Problem statement: The entries below must be retyped exactly. Pictures are to be omitted.

Dataset rows for apps and sites
--

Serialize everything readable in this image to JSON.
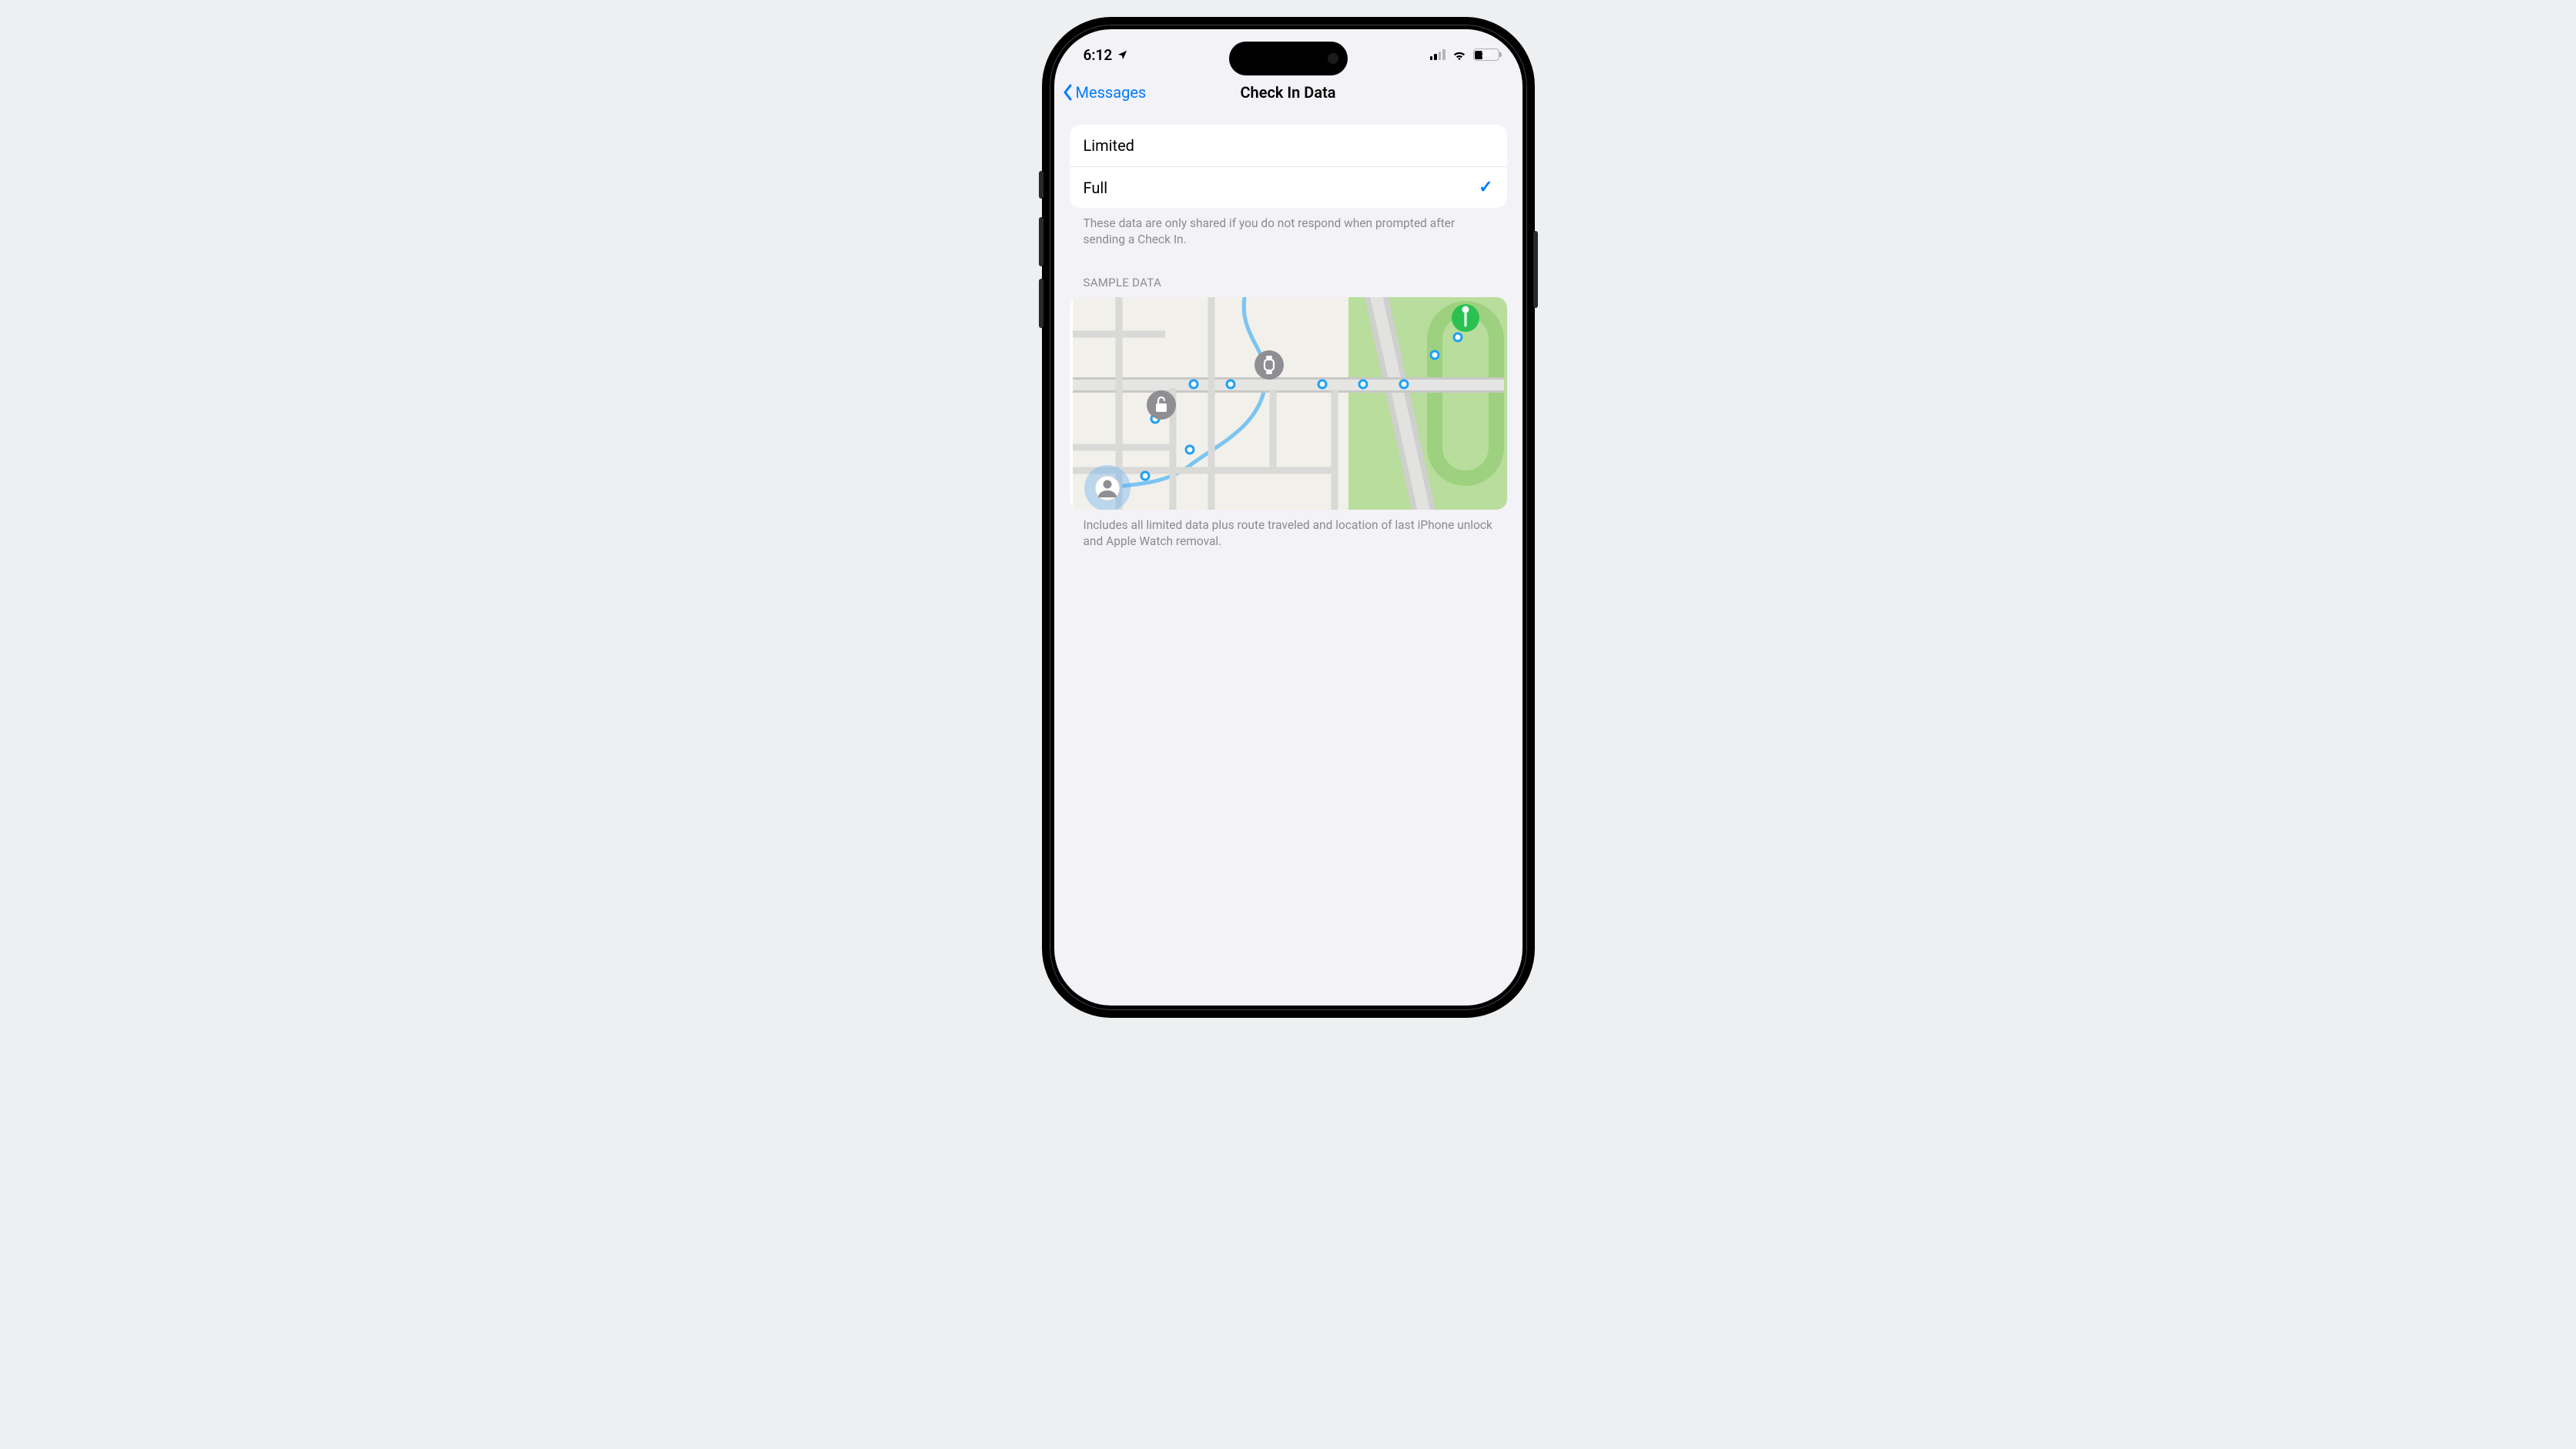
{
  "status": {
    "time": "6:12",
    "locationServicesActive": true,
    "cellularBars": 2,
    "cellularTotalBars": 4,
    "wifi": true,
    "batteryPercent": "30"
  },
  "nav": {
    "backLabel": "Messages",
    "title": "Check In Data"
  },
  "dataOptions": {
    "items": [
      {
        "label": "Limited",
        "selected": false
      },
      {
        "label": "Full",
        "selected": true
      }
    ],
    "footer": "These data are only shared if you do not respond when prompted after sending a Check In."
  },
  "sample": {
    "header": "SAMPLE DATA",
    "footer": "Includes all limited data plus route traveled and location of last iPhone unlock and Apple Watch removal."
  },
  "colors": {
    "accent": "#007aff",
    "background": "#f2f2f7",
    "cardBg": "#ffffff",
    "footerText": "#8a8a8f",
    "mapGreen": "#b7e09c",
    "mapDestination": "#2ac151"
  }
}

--

Answer box:
Serialize everything readable in this image to JSON.
{
  "status": {
    "time": "6:12",
    "locationServicesActive": true,
    "cellularBars": 2,
    "cellularTotalBars": 4,
    "wifi": true,
    "batteryPercent": "30"
  },
  "nav": {
    "backLabel": "Messages",
    "title": "Check In Data"
  },
  "dataOptions": {
    "items": [
      {
        "label": "Limited",
        "selected": false
      },
      {
        "label": "Full",
        "selected": true
      }
    ],
    "footer": "These data are only shared if you do not respond when prompted after sending a Check In."
  },
  "sample": {
    "header": "SAMPLE DATA",
    "footer": "Includes all limited data plus route traveled and location of last iPhone unlock and Apple Watch removal."
  },
  "colors": {
    "accent": "#007aff",
    "background": "#f2f2f7",
    "cardBg": "#ffffff",
    "footerText": "#8a8a8f",
    "mapGreen": "#b7e09c",
    "mapDestination": "#2ac151"
  }
}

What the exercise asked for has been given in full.